The following table reflects the calculation of basic and diluted net income (loss) per share of common stock:
Derivative Warrant Liabilities
The Company does not use derivative instruments to hedge exposures to cash flow, market, or foreign currency risks. The Company evaluates all of its financial instruments, including issued stock purchase warrants, to determine if such instruments are derivatives or contain features that qualify as embedded derivatives, pursuant to ASC 480 and ASC 815-15, “Derivatives and Hedging, Embedded Derivatives”. The classification of derivative instruments, including whether such instruments should be recorded as liabilities or as equity, is re-assessed at the end of each reporting period.
The Company accounts for its Public Warrants (as defined below) issued in connection with its Initial Public Offering and Private Placement Warrants issued in connection with the Private Placement as derivative warrant liabilities in accordance with ASC 815-40, “Derivatives and Hedging, Contracts in Entity’s Own Equity” (“ASC 815-40”). Accordingly, the Company recognizes the warrant instruments as liabilities at fair value and adjusts the carrying value of the instruments to fair value at each reporting period until they are exercised. The fair value of warrants issued in connection with the Initial Public Offering and Private Placement measured was estimated at fair value using a Monte Carlo simulation model as of December 31, 2020. The determination of the fair value of the warrant liability may be subject to change as more current information becomes available and accordingly the actual results could differ significantly. The fair value of warrants issued by the Company in connection with the Initial Public Offering and Private Placement has been estimated using the closing price of SPRQ WS as of June 30, 2021 and the Black-Scholes option pricing model, respectively.
Recent Accounting Pronouncements
In August 2020, the FASB issued ASU No. 2020-06, Debt-Debt with Conversion and Other Options (Subtopic 470-20) and Derivatives and Hedging-Contracts in Entity’s Own Equity (Subtopic 815-40): Accounting for Convertible Instruments and Contracts in an Entity’s Own Equity (the “2020 ASU”), which simplifies accounting for convertible instruments by removing major separation models required under current GAAP. The 2020 ASU also removes certain settlement conditions that are required for equity-linked contracts to qualify for the derivative scope exception and it also simplifies the diluted earnings per share calculation in certain areas. The Company early adopted the ASU on January 1, 2021. Adoption of the 2020 ASU did not impact the Company’s financial position, results of operations or cash flows.
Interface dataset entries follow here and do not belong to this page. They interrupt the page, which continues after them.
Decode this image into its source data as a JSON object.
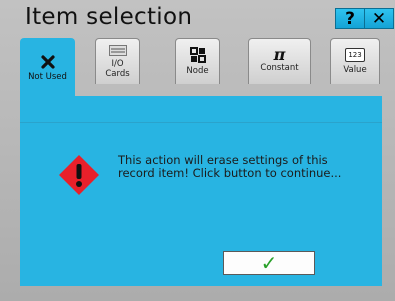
{
  "window": {
    "title": "Item selection",
    "help_label": "?",
    "close_label": "✕"
  },
  "tabs": [
    {
      "label": "Not Used",
      "icon": "x-icon",
      "active": true
    },
    {
      "label": "I/O\nCards",
      "icon": "io-card-icon",
      "active": false
    },
    {
      "label": "Node",
      "icon": "node-icon",
      "active": false
    },
    {
      "label": "Constant",
      "icon": "pi-icon",
      "active": false
    },
    {
      "label": "Value",
      "icon": "value-123-icon",
      "active": false
    }
  ],
  "tab_icons": {
    "value_text": "123",
    "constant_glyph": "π"
  },
  "dialog": {
    "message": "This action will erase settings of this record item! Click button to continue...",
    "confirm_label": "✓"
  },
  "colors": {
    "accent": "#28b4e2",
    "button": "#1fb5e6",
    "warning": "#e8202a",
    "check": "#2aa12a"
  }
}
The Company’s management does not believe that any recently issued, but not yet effective, accounting standards updates, if currently adopted, would have a material effect on the accompanying unaudited condensed consolidated financial statements.
The entire disclosure for all significant accounting policies of the reporting entity.
Reference 1: http://www.xbrl.org/2003/role/disclosureRef